The 2016 Summer Seminar Series
The Witherspoon Institute is pleased to announce that the application process for our 2016 summer seminar series is now open! Below, please find a list of all of our seminars, along with links to a full description of each one on our website.
Most of the seminar pages include printable fliers. If you're a teacher, student, or professor, please consider posting these fliers in your department or passing them along to students who might benefit from our programs.
From all of us at Witherspoon, thank you for your continued support!
(June 12-18, 2016) is a seminar for students of medicine that will examine the most important ethical questions that arise in the everyday practice of medicine, including freedom of conscience, proportionality, human dignity, sexuality and reproduction, and life issues.
(Women: June 19-25, 2016 Men: June 26-July 2, 2016) is a seminar for rising high school juniors and seniors interested in the ancient philosophical tradition and its influence in the Christian moral life. Topics will include the nature of the philosophy, the relationship of faith and reason, the Judeo-Christian tradition and scientific inquiry, sexual ethics, marriage and family, and biomedical ethics.
(July 13–17, 2016) is a seminar for advanced undergraduate and graduate students. It will consider natural law moral reasoning and its application to a variety of moral and political issues, including religious liberty, economic justice, just war and capital punishment, abortion, euthanasia, and marriage and sexuality.
(July 17–30, 2016) is a seminar for advanced undergraduate and pre-dissertation graduate students, focusing on the relation between natural law and the theologico-political question, that is, the question of the best way of life, enshrined in the best laws, supported by the best form of political regime. Readings will be drawn from Thomas Aquinas, Thomas More, Eric Voegelin, and Pierre Manent.
(July 24–30, 2016) is open to untenured faculty and post-doctoral scholars in history, political theory, law, and religion. It will examine the relationship between religion and politics in the period of the American Revolution, founding, and early republic by exploring primary sources including charters, constitutions, and legal texts, sermons, pamphlets, essays, speeches, debates, and religious texts.
Moral Foundations of Law (July 31–August 6, 2016) is a seminar for students of law. It will consider the relationship between morality and civil law, covering the history and development of legal theory, the positivism-natural law debate, constitutionalism and the judiciary, the nature of punishment, and contemporary social moral debates in the law.
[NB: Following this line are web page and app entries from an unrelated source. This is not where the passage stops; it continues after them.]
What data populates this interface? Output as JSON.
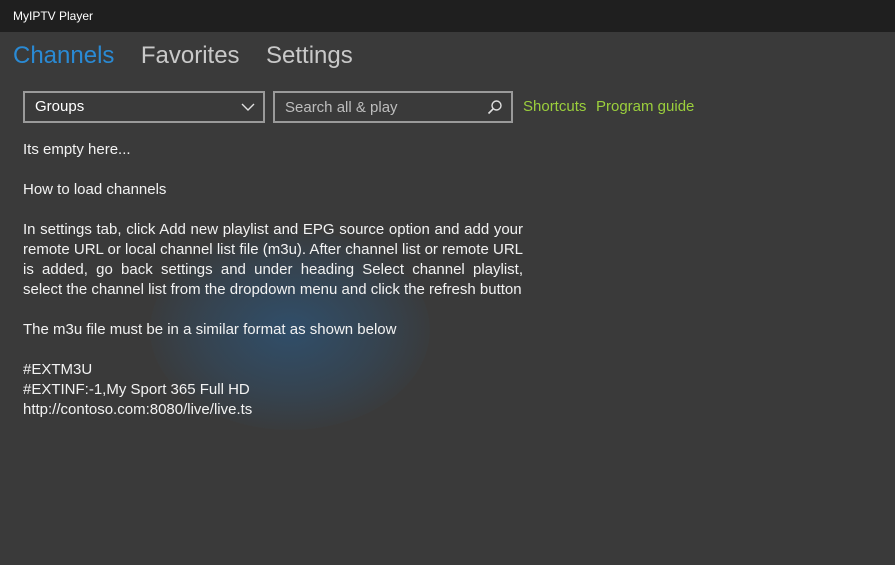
{
  "window": {
    "title": "MyIPTV Player"
  },
  "nav": {
    "tabs": [
      {
        "label": "Channels",
        "active": true
      },
      {
        "label": "Favorites",
        "active": false
      },
      {
        "label": "Settings",
        "active": false
      }
    ]
  },
  "toolbar": {
    "groups_value": "Groups",
    "search_placeholder": "Search all & play",
    "shortcuts_label": "Shortcuts",
    "program_guide_label": "Program guide"
  },
  "content": {
    "empty_text": "Its empty here...",
    "howto_heading": "How to load  channels",
    "instructions": "In settings tab, click Add new playlist and EPG source  option and add your remote URL or local channel list file (m3u). After channel list or remote URL is added, go back settings and under heading  Select channel playlist, select the channel list from the dropdown menu and click the refresh button",
    "format_note": "The m3u file must be in a similar format as shown below",
    "example_lines": [
      "#EXTM3U",
      "#EXTINF:-1,My Sport 365 Full HD",
      "http://contoso.com:8080/live/live.ts"
    ]
  },
  "icons": {
    "dropdown": "chevron-down-icon",
    "search": "search-icon"
  },
  "colors": {
    "accent_active_tab": "#2a8ad4",
    "link": "#9bcf3c",
    "background": "#3a3a3a",
    "titlebar": "#1f1f1f"
  }
}
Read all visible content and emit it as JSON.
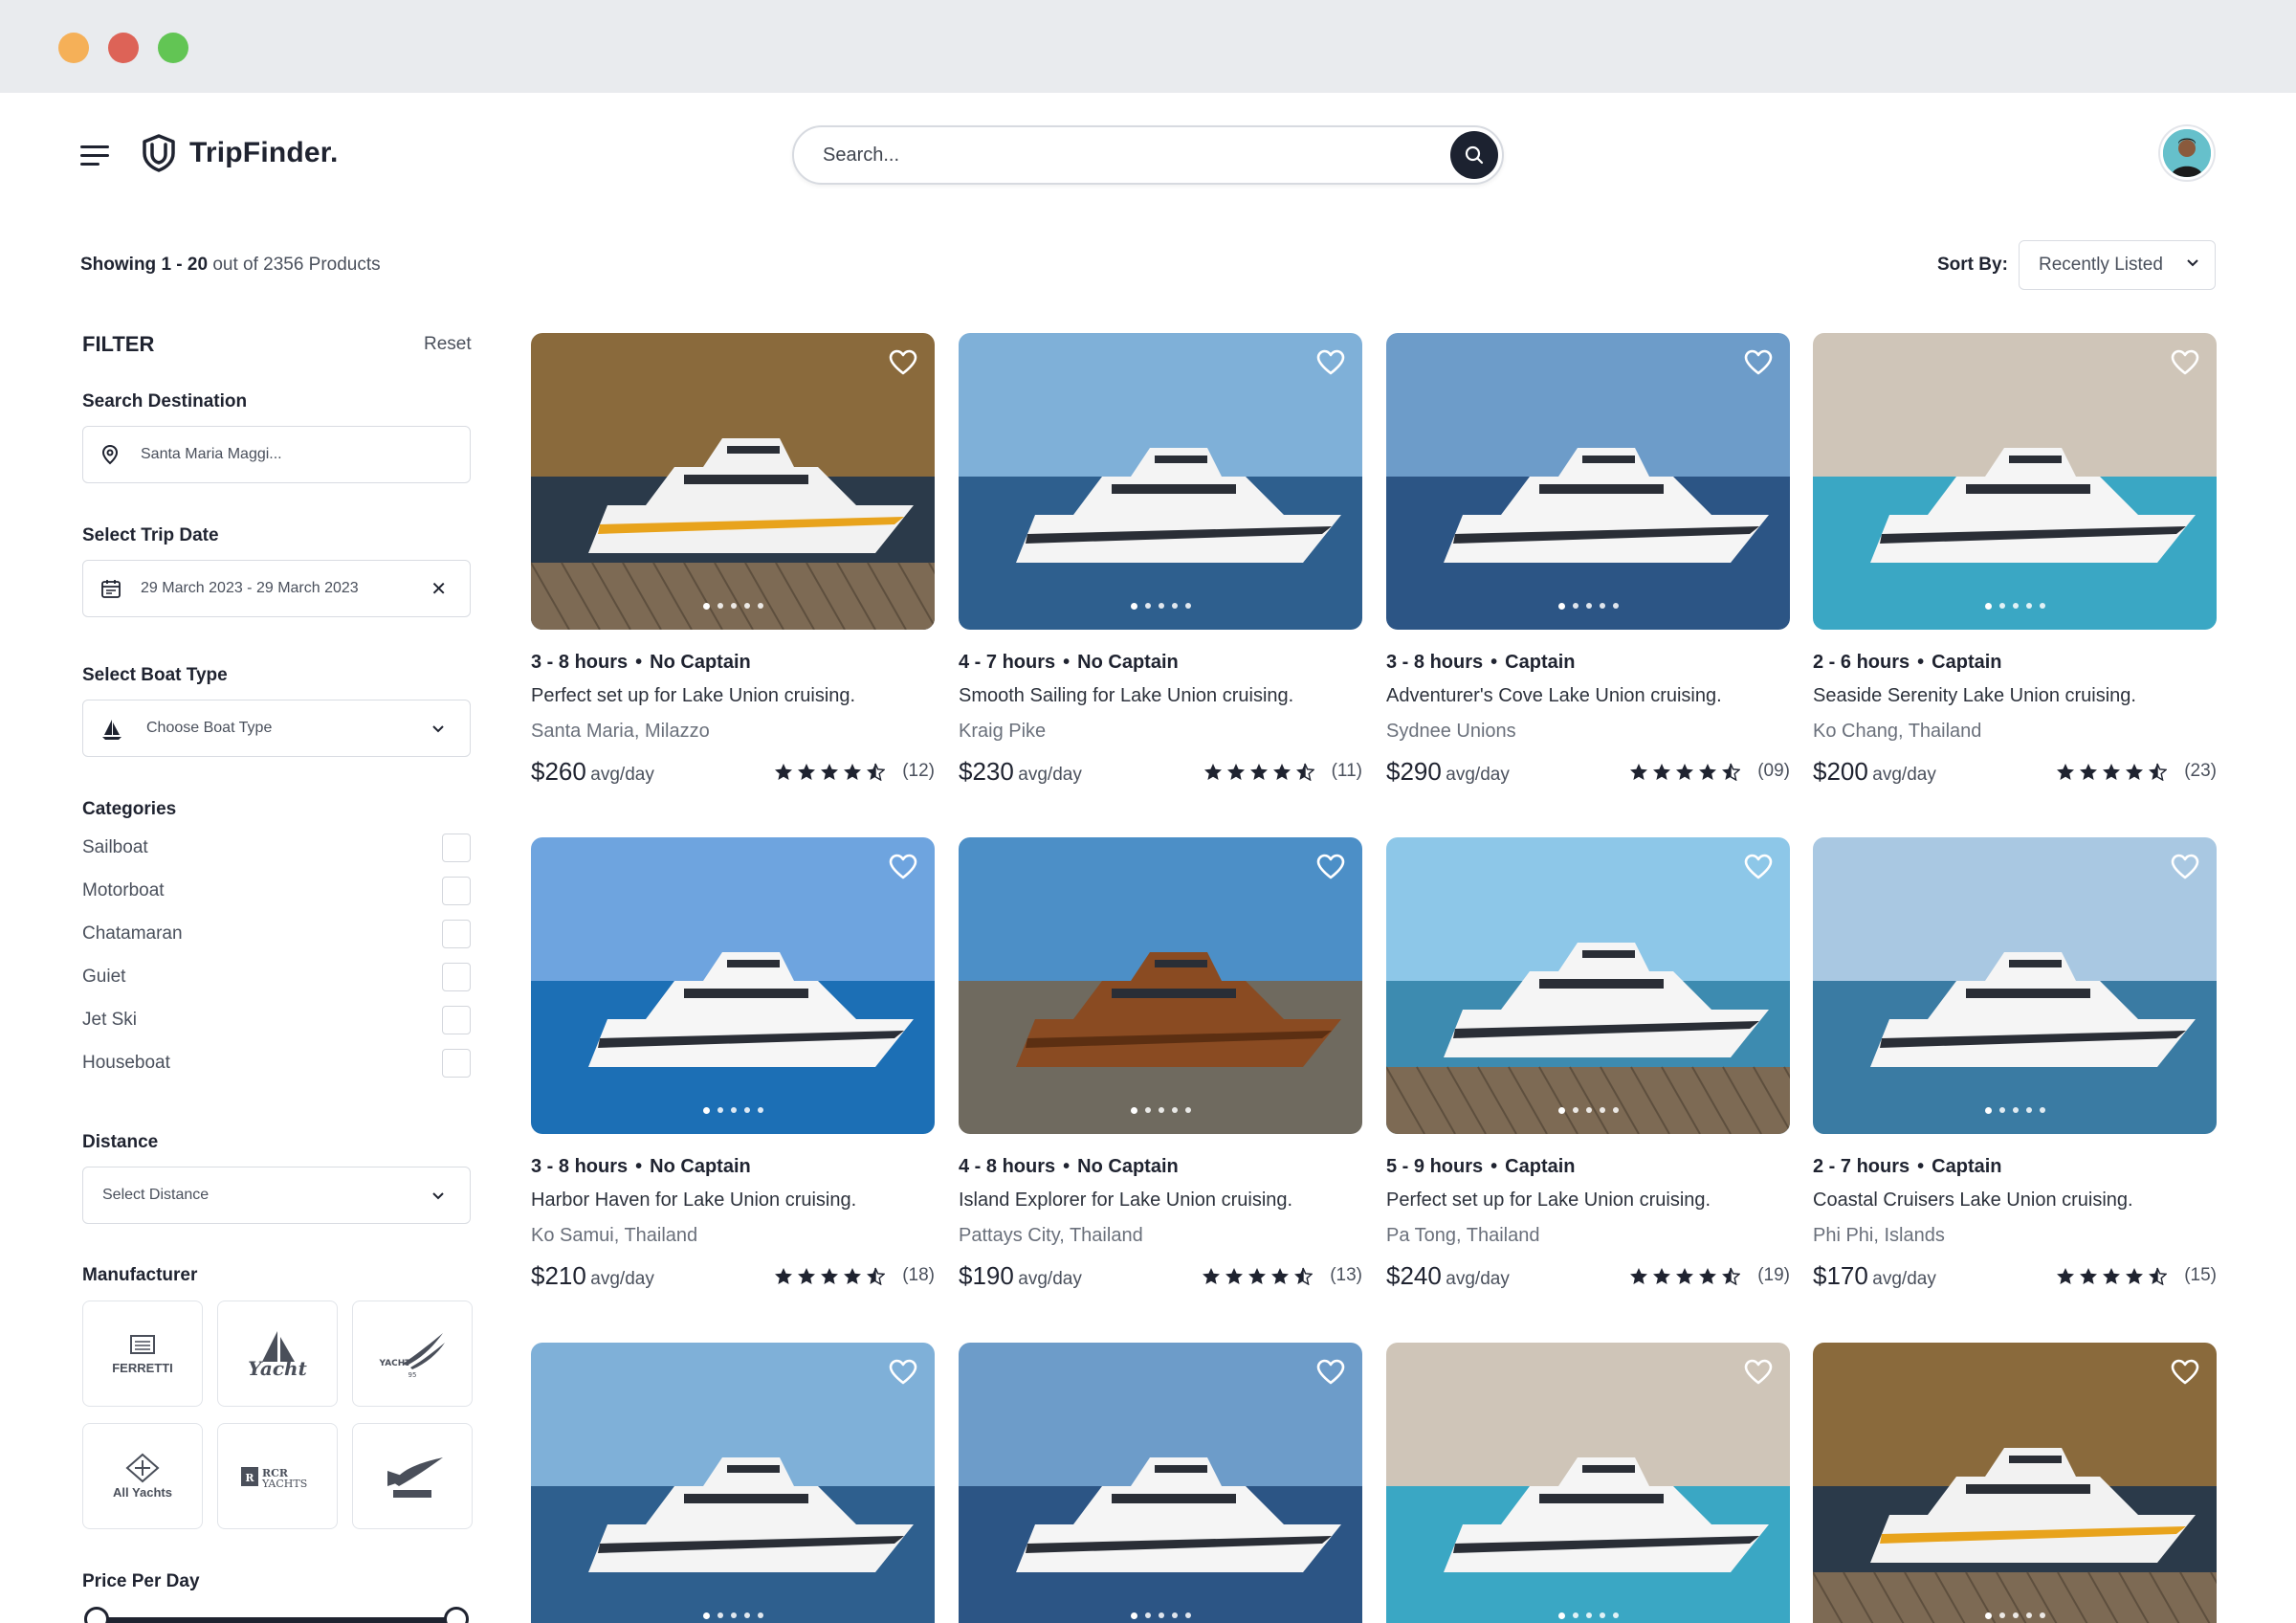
{
  "window": {
    "controls": [
      "minimize",
      "close",
      "maximize"
    ]
  },
  "header": {
    "brand": "TripFinder.",
    "search_placeholder": "Search..."
  },
  "results": {
    "showing_prefix": "Showing",
    "range": "1 - 20",
    "suffix": "out of 2356 Products"
  },
  "sort": {
    "label": "Sort By:",
    "value": "Recently Listed"
  },
  "filter": {
    "title": "FILTER",
    "reset": "Reset",
    "destination_label": "Search Destination",
    "destination_value": "Santa Maria Maggi...",
    "date_label": "Select Trip Date",
    "date_value": "29 March 2023 - 29 March 2023",
    "boat_type_label": "Select Boat Type",
    "boat_type_value": "Choose Boat Type",
    "categories_label": "Categories",
    "categories": [
      {
        "label": "Sailboat",
        "checked": false
      },
      {
        "label": "Motorboat",
        "checked": false
      },
      {
        "label": "Chatamaran",
        "checked": false
      },
      {
        "label": "Guiet",
        "checked": false
      },
      {
        "label": "Jet Ski",
        "checked": false
      },
      {
        "label": "Houseboat",
        "checked": false
      }
    ],
    "distance_label": "Distance",
    "distance_value": "Select Distance",
    "manufacturer_label": "Manufacturer",
    "manufacturers": [
      "FERRETTI",
      "Yacht",
      "YACHT 95",
      "All Yachts",
      "RCR YACHTS",
      "SET SAIL"
    ],
    "price_label": "Price Per Day"
  },
  "colors": {
    "primary": "#1c2230",
    "text_muted": "#6a707b",
    "border": "#d9dce2",
    "star": "#1f2330"
  },
  "listings": [
    {
      "hours": "3 - 8 hours",
      "captain": "No Captain",
      "title": "Perfect set up for Lake Union cruising.",
      "location": "Santa Maria, Milazzo",
      "price": "$260",
      "unit": "avg/day",
      "rating": 4.5,
      "reviews": "(12)"
    },
    {
      "hours": "4 - 7 hours",
      "captain": "No Captain",
      "title": "Smooth Sailing for Lake Union cruising.",
      "location": "Kraig Pike",
      "price": "$230",
      "unit": "avg/day",
      "rating": 4.5,
      "reviews": "(11)"
    },
    {
      "hours": "3 - 8 hours",
      "captain": "Captain",
      "title": "Adventurer's Cove Lake Union cruising.",
      "location": "Sydnee Unions",
      "price": "$290",
      "unit": "avg/day",
      "rating": 4.5,
      "reviews": "(09)"
    },
    {
      "hours": "2 - 6 hours",
      "captain": "Captain",
      "title": "Seaside Serenity Lake Union cruising.",
      "location": "Ko Chang, Thailand",
      "price": "$200",
      "unit": "avg/day",
      "rating": 4.5,
      "reviews": "(23)"
    },
    {
      "hours": "3 - 8 hours",
      "captain": "No Captain",
      "title": "Harbor Haven for Lake Union cruising.",
      "location": "Ko Samui, Thailand",
      "price": "$210",
      "unit": "avg/day",
      "rating": 4.5,
      "reviews": "(18)"
    },
    {
      "hours": "4 - 8 hours",
      "captain": "No Captain",
      "title": "Island Explorer for Lake Union cruising.",
      "location": "Pattays City, Thailand",
      "price": "$190",
      "unit": "avg/day",
      "rating": 4.5,
      "reviews": "(13)"
    },
    {
      "hours": "5 - 9 hours",
      "captain": "Captain",
      "title": "Perfect set up for Lake Union cruising.",
      "location": "Pa Tong, Thailand",
      "price": "$240",
      "unit": "avg/day",
      "rating": 4.5,
      "reviews": "(19)"
    },
    {
      "hours": "2 - 7 hours",
      "captain": "Captain",
      "title": "Coastal Cruisers Lake Union cruising.",
      "location": "Phi Phi, Islands",
      "price": "$170",
      "unit": "avg/day",
      "rating": 4.5,
      "reviews": "(15)"
    },
    {
      "hours": "",
      "captain": "",
      "title": "",
      "location": "",
      "price": "",
      "unit": "",
      "rating": null,
      "reviews": ""
    },
    {
      "hours": "",
      "captain": "",
      "title": "",
      "location": "",
      "price": "",
      "unit": "",
      "rating": null,
      "reviews": ""
    },
    {
      "hours": "",
      "captain": "",
      "title": "",
      "location": "",
      "price": "",
      "unit": "",
      "rating": null,
      "reviews": ""
    },
    {
      "hours": "",
      "captain": "",
      "title": "",
      "location": "",
      "price": "",
      "unit": "",
      "rating": null,
      "reviews": ""
    }
  ]
}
The Thomistic Seminar: Aquinas and the Philosophy of Nature(August 7–13, 2016) is open to graduate students in philosophy and related disciplines. This year’s seminar will examine the study of nature, unity and diversity, substance and causality, time and creation, physics, and biology in the works of Thomas Aquinas.